Click on the Fire Truck images for a larger image
"No flames, just snow and water. Engine Company No. 4 of the New York World's Fair Fire Department holsd a hose drill in the theme Center after the first heavy snowfall since the big exposition was opened. The boys get their apperatus out regularly to see that all is in prober working condition. The are looking forward to May 11, 1949 ... the reopenng date ... because they are kind of lonely. ... LAP 123039"
On the reverse of the photo: From Leo Casey, Directory of Publicity, New York World's Fair 1949
1938 WORLD'S FAIR MODEL HT
#3423 Engine 331 (second section), Engine 333 #3424 Engine 331 Both pumpers were transferred to F.D.N.Y. in April, 1941.
1938 WORLD'S FAIR MODEL SC
#9043 Engine 332 #9044 Engine 332, Engine 324 #9045 Engine 333, Engine 331 (second section) All three pumpers were transferred to F.D.N.Y. in 1941.
Thanks again to Gary Urbanowicz his contribution. Click here to read the article on "Record of the 55th Battalion".
Gary Urbanowicz, a New York City Fire Department Historian has sent in some photos of both Fire Trucks and the Ambulance that were assigned to the New York World's Fair.
Gary Pinkham, president of the Connecticut Firemen's Historical Society has given permission to use the image of the badge from the Society's collection.
Initially, the New York World's Fair Corporation planned to establish its own fire department at the fairgrounds in Flushing Meadow Park.

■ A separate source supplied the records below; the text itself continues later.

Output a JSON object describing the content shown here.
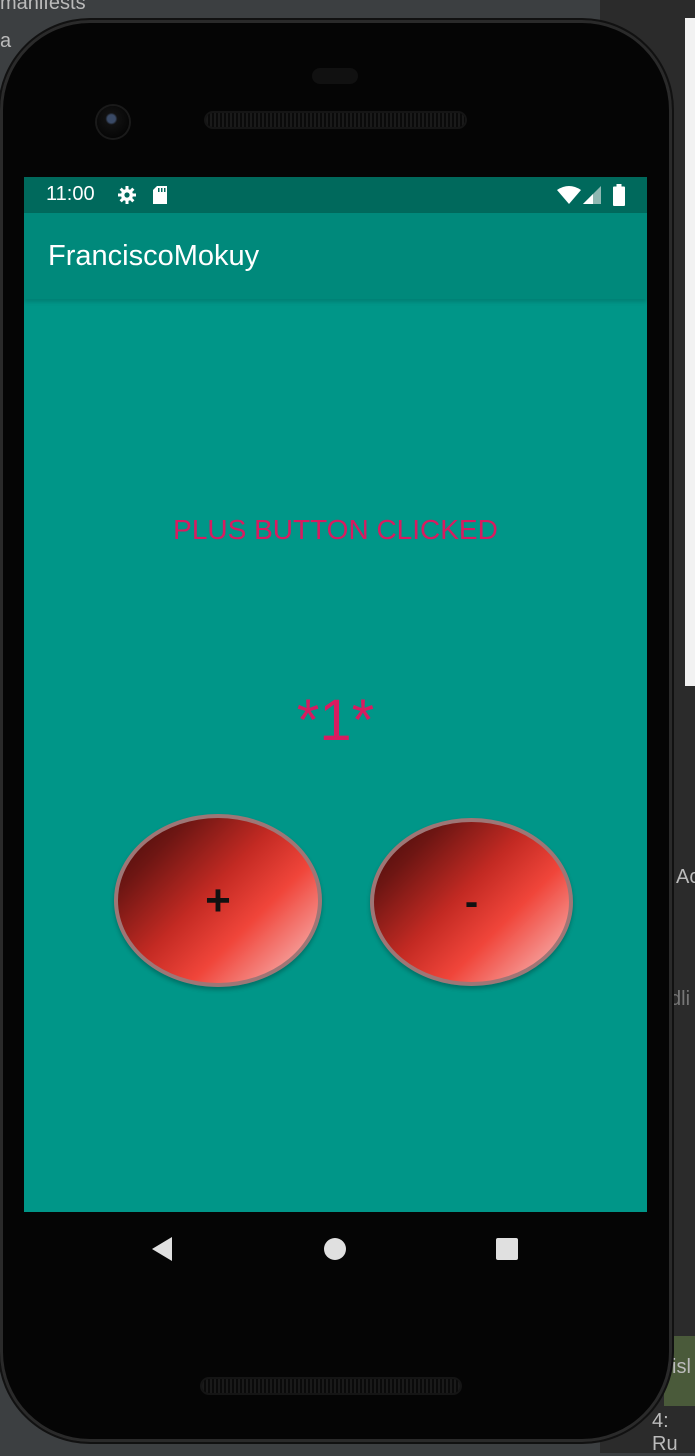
{
  "ide": {
    "top_text": "manifests",
    "side_text_1": "a",
    "side_text_2": "Ac",
    "side_text_3": "dli",
    "side_text_4": "isl",
    "side_text_5": "4: Ru"
  },
  "status_bar": {
    "time": "11:00",
    "icons": [
      "gear-icon",
      "sd-card-icon",
      "wifi-icon",
      "signal-icon",
      "battery-icon"
    ]
  },
  "app_bar": {
    "title": "FranciscoMokuy"
  },
  "main": {
    "message": "PLUS BUTTON CLICKED",
    "counter": "*1*",
    "plus_label": "+",
    "minus_label": "-"
  },
  "nav": {
    "icons": [
      "back-icon",
      "home-icon",
      "recents-icon"
    ]
  },
  "colors": {
    "screen_bg": "#009688",
    "app_bar": "#00897b",
    "status_bar": "#00695c",
    "text_accent": "#d81b60",
    "button_red": "#f0453a"
  }
}
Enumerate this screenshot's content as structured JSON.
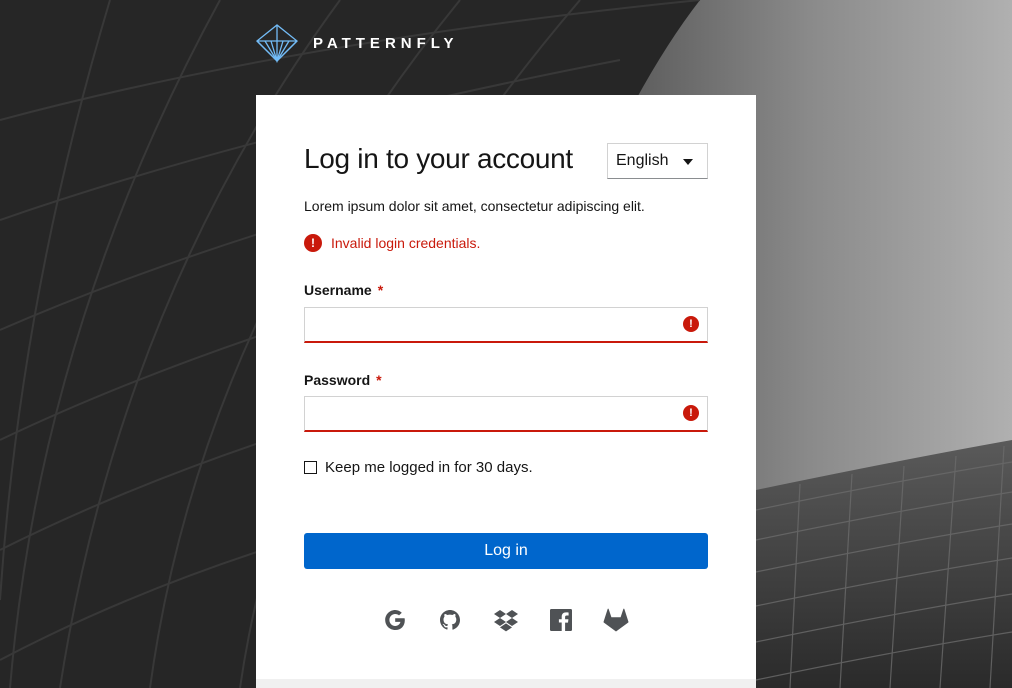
{
  "brand": {
    "name": "PATTERNFLY"
  },
  "login": {
    "title": "Log in to your account",
    "subtitle": "Lorem ipsum dolor sit amet, consectetur adipiscing elit.",
    "language": {
      "selected": "English"
    },
    "error_message": "Invalid login credentials.",
    "username": {
      "label": "Username",
      "required_mark": "*",
      "value": ""
    },
    "password": {
      "label": "Password",
      "required_mark": "*",
      "value": ""
    },
    "remember_label": "Keep me logged in for 30 days.",
    "submit_label": "Log in",
    "social_providers": [
      "google-icon",
      "github-icon",
      "dropbox-icon",
      "facebook-icon",
      "gitlab-icon"
    ]
  },
  "colors": {
    "primary": "#0066cc",
    "danger": "#c9190b",
    "text": "#151515",
    "icon": "#4f5255",
    "card_bg": "#ffffff"
  }
}
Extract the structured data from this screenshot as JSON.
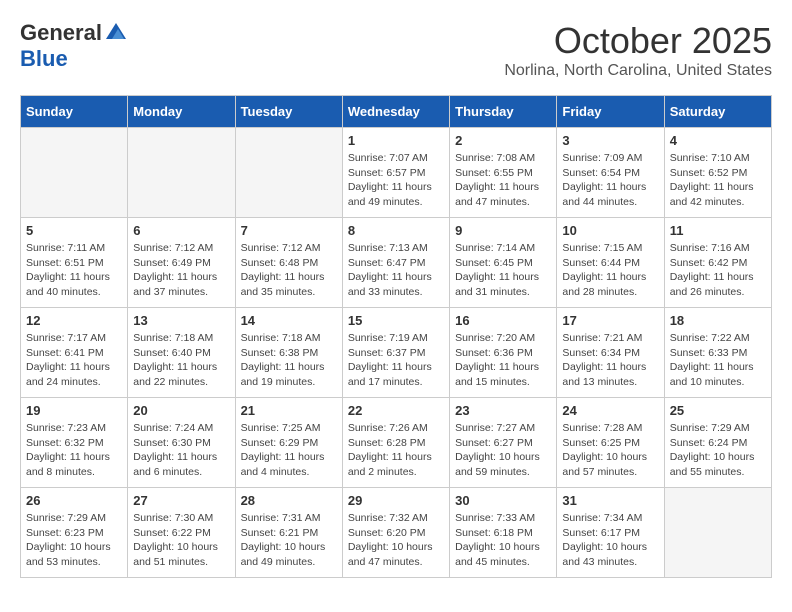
{
  "header": {
    "logo": {
      "general": "General",
      "blue": "Blue"
    },
    "month_title": "October 2025",
    "location": "Norlina, North Carolina, United States"
  },
  "days_of_week": [
    "Sunday",
    "Monday",
    "Tuesday",
    "Wednesday",
    "Thursday",
    "Friday",
    "Saturday"
  ],
  "weeks": [
    [
      {
        "day": "",
        "info": ""
      },
      {
        "day": "",
        "info": ""
      },
      {
        "day": "",
        "info": ""
      },
      {
        "day": "1",
        "info": "Sunrise: 7:07 AM\nSunset: 6:57 PM\nDaylight: 11 hours and 49 minutes."
      },
      {
        "day": "2",
        "info": "Sunrise: 7:08 AM\nSunset: 6:55 PM\nDaylight: 11 hours and 47 minutes."
      },
      {
        "day": "3",
        "info": "Sunrise: 7:09 AM\nSunset: 6:54 PM\nDaylight: 11 hours and 44 minutes."
      },
      {
        "day": "4",
        "info": "Sunrise: 7:10 AM\nSunset: 6:52 PM\nDaylight: 11 hours and 42 minutes."
      }
    ],
    [
      {
        "day": "5",
        "info": "Sunrise: 7:11 AM\nSunset: 6:51 PM\nDaylight: 11 hours and 40 minutes."
      },
      {
        "day": "6",
        "info": "Sunrise: 7:12 AM\nSunset: 6:49 PM\nDaylight: 11 hours and 37 minutes."
      },
      {
        "day": "7",
        "info": "Sunrise: 7:12 AM\nSunset: 6:48 PM\nDaylight: 11 hours and 35 minutes."
      },
      {
        "day": "8",
        "info": "Sunrise: 7:13 AM\nSunset: 6:47 PM\nDaylight: 11 hours and 33 minutes."
      },
      {
        "day": "9",
        "info": "Sunrise: 7:14 AM\nSunset: 6:45 PM\nDaylight: 11 hours and 31 minutes."
      },
      {
        "day": "10",
        "info": "Sunrise: 7:15 AM\nSunset: 6:44 PM\nDaylight: 11 hours and 28 minutes."
      },
      {
        "day": "11",
        "info": "Sunrise: 7:16 AM\nSunset: 6:42 PM\nDaylight: 11 hours and 26 minutes."
      }
    ],
    [
      {
        "day": "12",
        "info": "Sunrise: 7:17 AM\nSunset: 6:41 PM\nDaylight: 11 hours and 24 minutes."
      },
      {
        "day": "13",
        "info": "Sunrise: 7:18 AM\nSunset: 6:40 PM\nDaylight: 11 hours and 22 minutes."
      },
      {
        "day": "14",
        "info": "Sunrise: 7:18 AM\nSunset: 6:38 PM\nDaylight: 11 hours and 19 minutes."
      },
      {
        "day": "15",
        "info": "Sunrise: 7:19 AM\nSunset: 6:37 PM\nDaylight: 11 hours and 17 minutes."
      },
      {
        "day": "16",
        "info": "Sunrise: 7:20 AM\nSunset: 6:36 PM\nDaylight: 11 hours and 15 minutes."
      },
      {
        "day": "17",
        "info": "Sunrise: 7:21 AM\nSunset: 6:34 PM\nDaylight: 11 hours and 13 minutes."
      },
      {
        "day": "18",
        "info": "Sunrise: 7:22 AM\nSunset: 6:33 PM\nDaylight: 11 hours and 10 minutes."
      }
    ],
    [
      {
        "day": "19",
        "info": "Sunrise: 7:23 AM\nSunset: 6:32 PM\nDaylight: 11 hours and 8 minutes."
      },
      {
        "day": "20",
        "info": "Sunrise: 7:24 AM\nSunset: 6:30 PM\nDaylight: 11 hours and 6 minutes."
      },
      {
        "day": "21",
        "info": "Sunrise: 7:25 AM\nSunset: 6:29 PM\nDaylight: 11 hours and 4 minutes."
      },
      {
        "day": "22",
        "info": "Sunrise: 7:26 AM\nSunset: 6:28 PM\nDaylight: 11 hours and 2 minutes."
      },
      {
        "day": "23",
        "info": "Sunrise: 7:27 AM\nSunset: 6:27 PM\nDaylight: 10 hours and 59 minutes."
      },
      {
        "day": "24",
        "info": "Sunrise: 7:28 AM\nSunset: 6:25 PM\nDaylight: 10 hours and 57 minutes."
      },
      {
        "day": "25",
        "info": "Sunrise: 7:29 AM\nSunset: 6:24 PM\nDaylight: 10 hours and 55 minutes."
      }
    ],
    [
      {
        "day": "26",
        "info": "Sunrise: 7:29 AM\nSunset: 6:23 PM\nDaylight: 10 hours and 53 minutes."
      },
      {
        "day": "27",
        "info": "Sunrise: 7:30 AM\nSunset: 6:22 PM\nDaylight: 10 hours and 51 minutes."
      },
      {
        "day": "28",
        "info": "Sunrise: 7:31 AM\nSunset: 6:21 PM\nDaylight: 10 hours and 49 minutes."
      },
      {
        "day": "29",
        "info": "Sunrise: 7:32 AM\nSunset: 6:20 PM\nDaylight: 10 hours and 47 minutes."
      },
      {
        "day": "30",
        "info": "Sunrise: 7:33 AM\nSunset: 6:18 PM\nDaylight: 10 hours and 45 minutes."
      },
      {
        "day": "31",
        "info": "Sunrise: 7:34 AM\nSunset: 6:17 PM\nDaylight: 10 hours and 43 minutes."
      },
      {
        "day": "",
        "info": ""
      }
    ]
  ]
}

They hired Thomas F. Dougherty to lead this department. Dougherty, a member of the FDNY from 1888 through 1932, was a former Assistant Chief, a Bennett Medal Winner, and the namesake of an FDNY valor medal. The Corporation purchased five pumpers from the Ahrens-Fox company. At some point, the New York World's Fair Corporation decided not to man the equipment with its own firefighters. In September 1938, the FDNY 55th Battalion was formed and stationed at the Fair to man the apparatus. It included three Battalion Chiefs, fourteen company officers, and seventy firemen manning one double and two single engine companies. In addition, sixty-five "Fire Guards" were organized under the direction of Chief Dougherty. The Fire Guard was a private force of retired FDNY members hired by the New York World's Fair Corporation. They operated in a fire prevention capacity, inspecting buildings and patrolling the grounds during the hours that the Fair was open to the public. The Battalion and the Fire Guard were disbanded in 1940 shortly after the close of the Fair. The apparatus was given to the FDNY.
For the only time in FDNY history, the emblem of a private entity was affixed to the uniform of firefighters. Men assigned to the companies stationed at the World's Fair worn the distinctive Trylon and Perisphere on the left arm of their dress blues. FDNY Commissioner McElligott opposed this embellishment but at some point he relented.